|Programme:||TRP ITI||Current TRL:||3|
|Contractor(s):||Airbus DS (FR), Oxis Energy (UK)|
Lithium Sulfur technology was identified by Airbus Defence & Space as the new promising technology enabling energy storage with very high specific energy capability, which will benefit many Space applications. This technology shows many key advantages like: lightness, safety, temperature tolerance or environmentally friendly, and has significantly evolved in the past years. It was unknown if such technology could suit Space applications.
To develop Lithium Sulfur batteries cells with higher electrical performances than state-of-the-art, to have components that can endure space requirements and to develop a partnership with a new European batteries manufacturer for future collaboration and production.
Achievements and status
After establishing a Li-S state of the art, Airbus provided space requirements for battery cells. Oxis Energy delivered four different batches of two cell models (Ultra-light and Long-life cells) in order to check the potential evolution of the technology. The cells were tested at the Electrical Laboratory of Airbus in Toulouse.
Almost all the objectives of this study have been reached: increased specific energy (306 Wh/kg compared to the initial objective of 350 Wh/kg), better behavior under temperature and C-rate tests and reduced internal resistance. LiS cells passed almost all the launcher profiles without problems, cyclability remains however the biggest challenge. Oxis Energy is now a well-known partner in several European studies.
It has to be noticed that the cells tested were prototypes, and the number of samples not enough to be categorical with the conclusions. The results should therefore be considered as preliminary.
Despite the limitations to this moment, Li-S battery technology shows a great potential for many space applications like launchers or LEO satellite missions. Performances regarding cycling, rate capability and temperature need to be however further improved.
Li-S technology is just at the beginning and already shows great potential and constant evolution. The results of the tests performed during this ITI are encouraging and suggest that Li-S might become the next generation of energy storage.

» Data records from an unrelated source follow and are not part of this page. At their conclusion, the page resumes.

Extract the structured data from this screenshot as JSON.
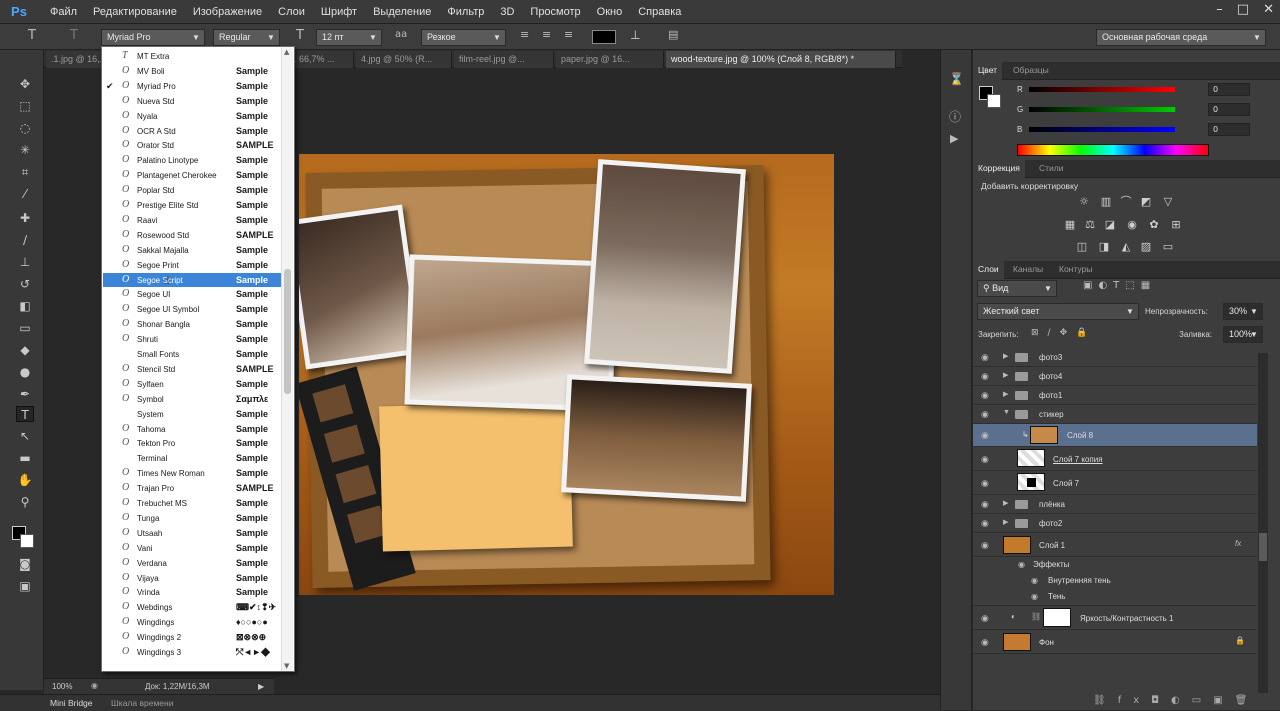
{
  "app": {
    "logo": "Ps"
  },
  "menu": [
    "Файл",
    "Редактирование",
    "Изображение",
    "Слои",
    "Шрифт",
    "Выделение",
    "Фильтр",
    "3D",
    "Просмотр",
    "Окно",
    "Справка"
  ],
  "window_controls": [
    "–",
    "□",
    "✕"
  ],
  "options": {
    "font_family": "Myriad Pro",
    "font_style": "Regular",
    "font_size": "12 пт",
    "antialias": "Резкое",
    "workspace": "Основная рабочая среда"
  },
  "tabs": [
    {
      "label": ".1.jpg @ 16,..."
    },
    {
      "label": "... 66,7% ..."
    },
    {
      "label": "4.jpg @ 50% (R..."
    },
    {
      "label": "film-reel.jpg @..."
    },
    {
      "label": "paper.jpg @ 16..."
    },
    {
      "label": "wood-texture.jpg @ 100% (Слой 8, RGB/8*) *"
    }
  ],
  "font_list": [
    {
      "name": "MT Extra",
      "sample": "",
      "icon": "T"
    },
    {
      "name": "MV Boli",
      "sample": "Sample",
      "icon": "O"
    },
    {
      "name": "Myriad Pro",
      "sample": "Sample",
      "icon": "O",
      "checked": true
    },
    {
      "name": "Nueva Std",
      "sample": "Sample",
      "icon": "O"
    },
    {
      "name": "Nyala",
      "sample": "Sample",
      "icon": "O"
    },
    {
      "name": "OCR A Std",
      "sample": "Sample",
      "icon": "O"
    },
    {
      "name": "Orator Std",
      "sample": "SAMPLE",
      "icon": "O"
    },
    {
      "name": "Palatino Linotype",
      "sample": "Sample",
      "icon": "O"
    },
    {
      "name": "Plantagenet Cherokee",
      "sample": "Sample",
      "icon": "O"
    },
    {
      "name": "Poplar Std",
      "sample": "Sample",
      "icon": "O"
    },
    {
      "name": "Prestige Elite Std",
      "sample": "Sample",
      "icon": "O"
    },
    {
      "name": "Raavi",
      "sample": "Sample",
      "icon": "O"
    },
    {
      "name": "Rosewood Std",
      "sample": "SAMPLE",
      "icon": "O"
    },
    {
      "name": "Sakkal Majalla",
      "sample": "Sample",
      "icon": "O"
    },
    {
      "name": "Segoe Print",
      "sample": "Sample",
      "icon": "O"
    },
    {
      "name": "Segoe Script",
      "sample": "Sample",
      "icon": "O",
      "selected": true
    },
    {
      "name": "Segoe UI",
      "sample": "Sample",
      "icon": "O"
    },
    {
      "name": "Segoe UI Symbol",
      "sample": "Sample",
      "icon": "O"
    },
    {
      "name": "Shonar Bangla",
      "sample": "Sample",
      "icon": "O"
    },
    {
      "name": "Shruti",
      "sample": "Sample",
      "icon": "O"
    },
    {
      "name": "Small Fonts",
      "sample": "Sample",
      "icon": ""
    },
    {
      "name": "Stencil Std",
      "sample": "SAMPLE",
      "icon": "O"
    },
    {
      "name": "Sylfaen",
      "sample": "Sample",
      "icon": "O"
    },
    {
      "name": "Symbol",
      "sample": "Σαμπλε",
      "icon": "O"
    },
    {
      "name": "System",
      "sample": "Sample",
      "icon": ""
    },
    {
      "name": "Tahoma",
      "sample": "Sample",
      "icon": "O"
    },
    {
      "name": "Tekton Pro",
      "sample": "Sample",
      "icon": "O"
    },
    {
      "name": "Terminal",
      "sample": "Sample",
      "icon": ""
    },
    {
      "name": "Times New Roman",
      "sample": "Sample",
      "icon": "O"
    },
    {
      "name": "Trajan Pro",
      "sample": "SAMPLE",
      "icon": "O"
    },
    {
      "name": "Trebuchet MS",
      "sample": "Sample",
      "icon": "O"
    },
    {
      "name": "Tunga",
      "sample": "Sample",
      "icon": "O"
    },
    {
      "name": "Utsaah",
      "sample": "Sample",
      "icon": "O"
    },
    {
      "name": "Vani",
      "sample": "Sample",
      "icon": "O"
    },
    {
      "name": "Verdana",
      "sample": "Sample",
      "icon": "O"
    },
    {
      "name": "Vijaya",
      "sample": "Sample",
      "icon": "O"
    },
    {
      "name": "Vrinda",
      "sample": "Sample",
      "icon": "O"
    },
    {
      "name": "Webdings",
      "sample": "⌨✔↕❢✈",
      "icon": "O"
    },
    {
      "name": "Wingdings",
      "sample": "♦○○●○●",
      "icon": "O"
    },
    {
      "name": "Wingdings 2",
      "sample": "⊠⊗⊗⊕",
      "icon": "O"
    },
    {
      "name": "Wingdings 3",
      "sample": "⤲◄►◆",
      "icon": "O"
    }
  ],
  "status": {
    "zoom": "100%",
    "doc": "Док: 1,22M/16,3M"
  },
  "bottom_tabs": [
    "Mini Bridge",
    "Шкала времени"
  ],
  "color_panel": {
    "tabs": [
      "Цвет",
      "Образцы"
    ],
    "sliders": [
      {
        "label": "R",
        "value": "0"
      },
      {
        "label": "G",
        "value": "0"
      },
      {
        "label": "B",
        "value": "0"
      }
    ]
  },
  "adjust_panel": {
    "tabs": [
      "Коррекция",
      "Стили"
    ],
    "title": "Добавить корректировку"
  },
  "layers_panel": {
    "tabs": [
      "Слои",
      "Каналы",
      "Контуры"
    ],
    "filter": "Вид",
    "blend_mode": "Жесткий свет",
    "opacity_label": "Непрозрачность:",
    "opacity": "30%",
    "lock_label": "Закрепить:",
    "fill_label": "Заливка:",
    "fill": "100%",
    "layers": [
      {
        "name": "фото3",
        "kind": "group"
      },
      {
        "name": "фото4",
        "kind": "group"
      },
      {
        "name": "фото1",
        "kind": "group"
      },
      {
        "name": "стикер",
        "kind": "group-open"
      },
      {
        "name": "Слой 8",
        "kind": "layer",
        "selected": true
      },
      {
        "name": "Слой 7 копия",
        "kind": "layer"
      },
      {
        "name": "Слой 7",
        "kind": "layer"
      },
      {
        "name": "плёнка",
        "kind": "group"
      },
      {
        "name": "фото2",
        "kind": "group"
      },
      {
        "name": "Слой 1",
        "kind": "layer",
        "fx": "fx"
      },
      {
        "name": "Эффекты",
        "kind": "effects"
      },
      {
        "name": "Внутренняя тень",
        "kind": "effect"
      },
      {
        "name": "Тень",
        "kind": "effect"
      },
      {
        "name": "Яркость/Контрастность 1",
        "kind": "adjustment"
      },
      {
        "name": "Фон",
        "kind": "background"
      }
    ]
  },
  "colors": {
    "accent": "#3b84d8",
    "panel": "#3d3d3d",
    "selection": "#5b6f8f"
  }
}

Different options for further studies: to use LiS cells to be commercialized with higher TRL and qualify them or to work on the electrochemistry of current prototypes in order to increase the specific energy and the cycleability for space applications. A new ITI could be a potential follow up activity.